Grocery shopping is fun with kids. Especially when you drive into town and find that someone forgot shoes. My daughter, the young Imelda Marcos, has more shoes (and better) than I have owned in my entire life and yet she can’t remember to wear them. You wouldn’t believe me if I told you how many times she’s left her shoes at other people’s houses and come home barefoot. Then again, maybe you would. She’s probably left a pair at your house. The pixie seems determined to follow in her sootsteps, literally. Luckily, they also leave shoes in the car constantly so if we dig under the seats two or three shoes usually turn up. They’re bound to fit someone.

Before anyone can leave the car we review the rules. There’s an oath to be sworn.

“How do we behave in public?”

“Like human beings.”

“And what are we NOT going to do?”

“Scream.” “Cry.”



“Excellent. What else?”

“Fall on the floor and act like idiots.”

“Exactly. Will there be running?”
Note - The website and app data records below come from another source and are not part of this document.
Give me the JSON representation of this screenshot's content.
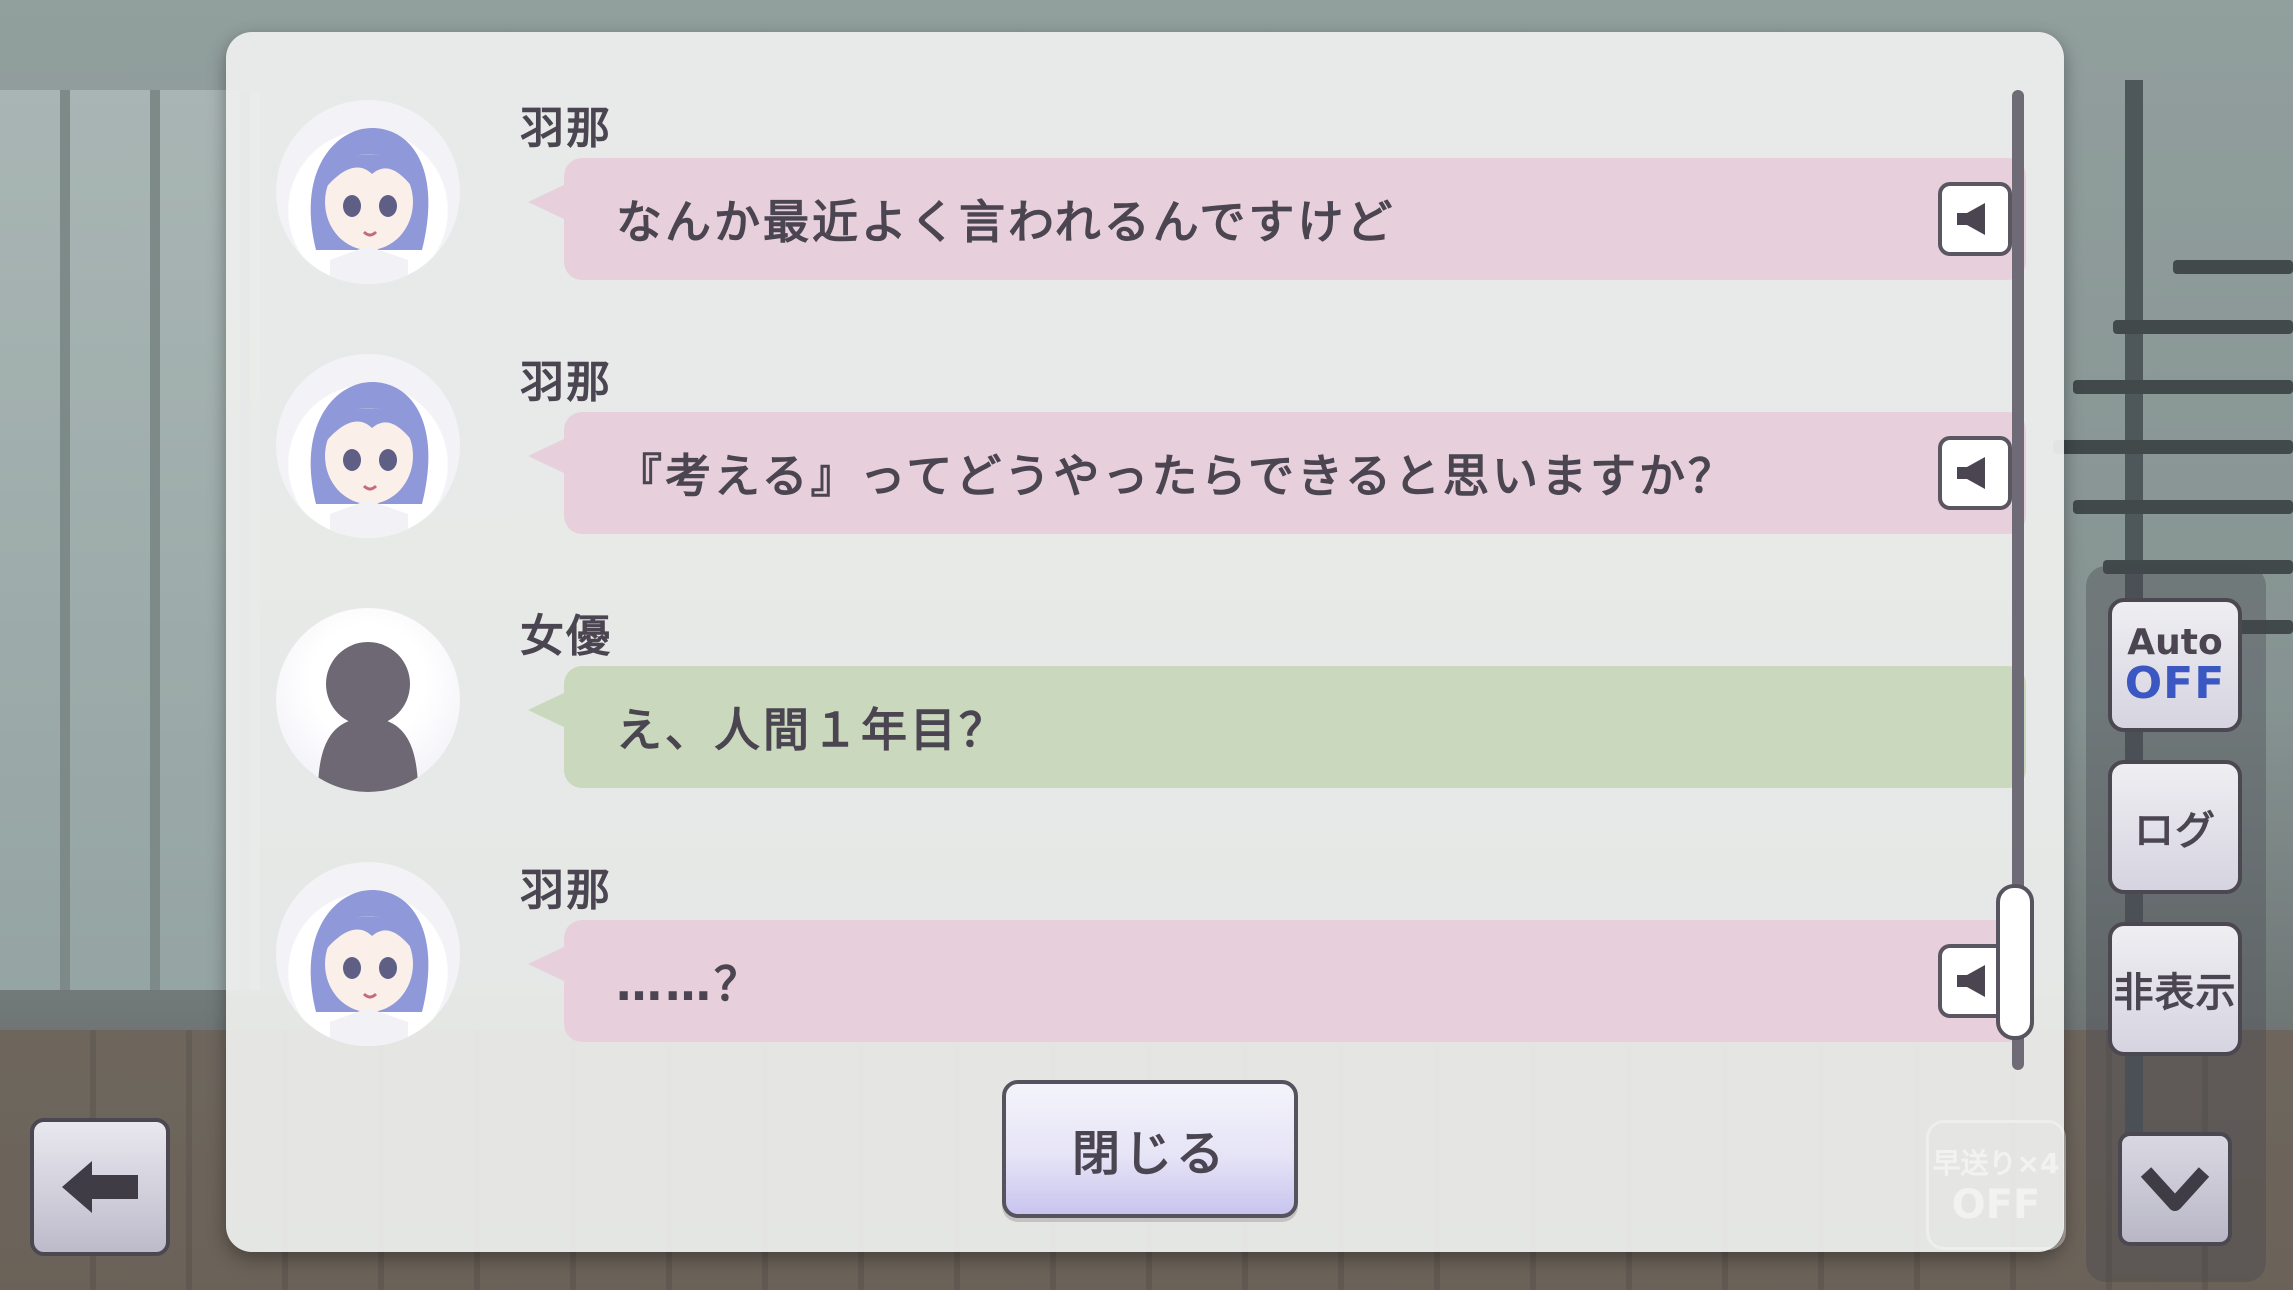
{
  "log": {
    "entries": [
      {
        "speaker": "羽那",
        "text": "なんか最近よく言われるんですけど",
        "bubble": "pink",
        "avatar": "hana-portrait-icon",
        "has_voice": true
      },
      {
        "speaker": "羽那",
        "text": "『考える』ってどうやったらできると思いますか？",
        "bubble": "pink",
        "avatar": "hana-portrait-icon",
        "has_voice": true
      },
      {
        "speaker": "女優",
        "text": "え、人間１年目？",
        "bubble": "green",
        "avatar": "silhouette-icon",
        "has_voice": false
      },
      {
        "speaker": "羽那",
        "text": "……？",
        "bubble": "pink",
        "avatar": "hana-portrait-icon",
        "has_voice": true
      }
    ],
    "close_label": "閉じる",
    "scroll_position": 1.0
  },
  "controls": {
    "auto_label": "Auto",
    "auto_state": "OFF",
    "log_label": "ログ",
    "hide_label": "非表示",
    "fast_forward_label": "早送り×4",
    "fast_forward_state": "OFF"
  },
  "icons": {
    "voice": "speaker-icon",
    "back": "arrow-left-icon",
    "down": "chevron-down-icon"
  },
  "colors": {
    "bubble_pink": "#e7d0dc",
    "bubble_green": "#cad8bd",
    "auto_off": "#3a57c2",
    "text": "#4a4550"
  }
}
“Will we act like pirates, punks, mangy mutts, aliens, swarms of killer bees -”

“No! It’s hot out here.”

“I know what little lawyers some of you are. I want to be sure to cover everything.”

“We’ll be good! Can we go in now?”

“You have to promise.”

And, after all that, they are good. Most of the time. When they’re not we leave. Immediately. No threats, no discussion. It’s over. I’m tough.

I hate being tough. So much easier to go while they’re sleeping. Quiet. The car radio still doesn’t work but – surprisingly – my mind does. As I pulled into a parking spot I found myself admiring the sunrise over a big boring box of architectural disgrace and wondering at things larger than myself. I grabbed a cart and looked down at my list. The realization hit me full force. I don’t want any of these things. Eggs? Sugar? Flour? Who cares? Who. Cares. This wasn’t a list of my needs. It looked like a list written in another language to me right then. I didn’t write it. Someone else must have. Had I written it, it might have said:

  • time
  • freedom
  • a studio
  • plane tickets
  • chai (latte)
  • intimacy
  • understanding

Not all this domestic nonsense. Someone bumped me with their cart, interrupting my thoughts. Just as well. The first thing I saw in the store though were flowers and I was reminded of my pal Sheila’s wonderful poem. Sheila’s poem had reminded me of this old friend of mine:

If thou of fortune be bereft,

And in thy store there be but left,

Two loaves, sell one, and with the dole,

Buy Hyacinths to feed thy soul.

Moslih Eddin Saadi

I will have flowers. Whether I can afford them or not and even if no one ever sees them but me. I will.

They were the gaudiest flowers I’d ever seen. Day-glo colored roses. I wavered. There were gladiolas in slightly softer colors. Not quite as hideous as the others, but my mother always hated glads. She said they reminded her of my sister’s funeral and so I came to hate them too. You know what though? I have no memories of my sister’s funeral. Diana died thirty-four years ago today. Why not celebrate her? I put the yellow gladiolas in the cart without ever looking at the price tag. Then I went in search of eggs.

Another really swell thing about shopping for groceries at six in the morning? No one else is shopping then. I had the store, with its newly stocked shelves, all to myself. I had the cashier, with her disdain for canvas bags, all to myself. Here’s a special note to all you checkers and baggers in groceries across America: It’s not that hard and you’re getting paid to do it. Roll your eyes at the wrong tired mother trying to leave a little space in the landfill for her children’s children and you’re liable to get a fat lip. I didn’t have any kids hanging off me at the moment though so I just laughed as she struggled with my floppy bags. I had bright yellow flowers in my cart. What did I care what she thought?

My girls came downstairs as I was fitting the flowers in a vase. “Are those flowers for you, Mom?” my pixie asked. Yes. They are.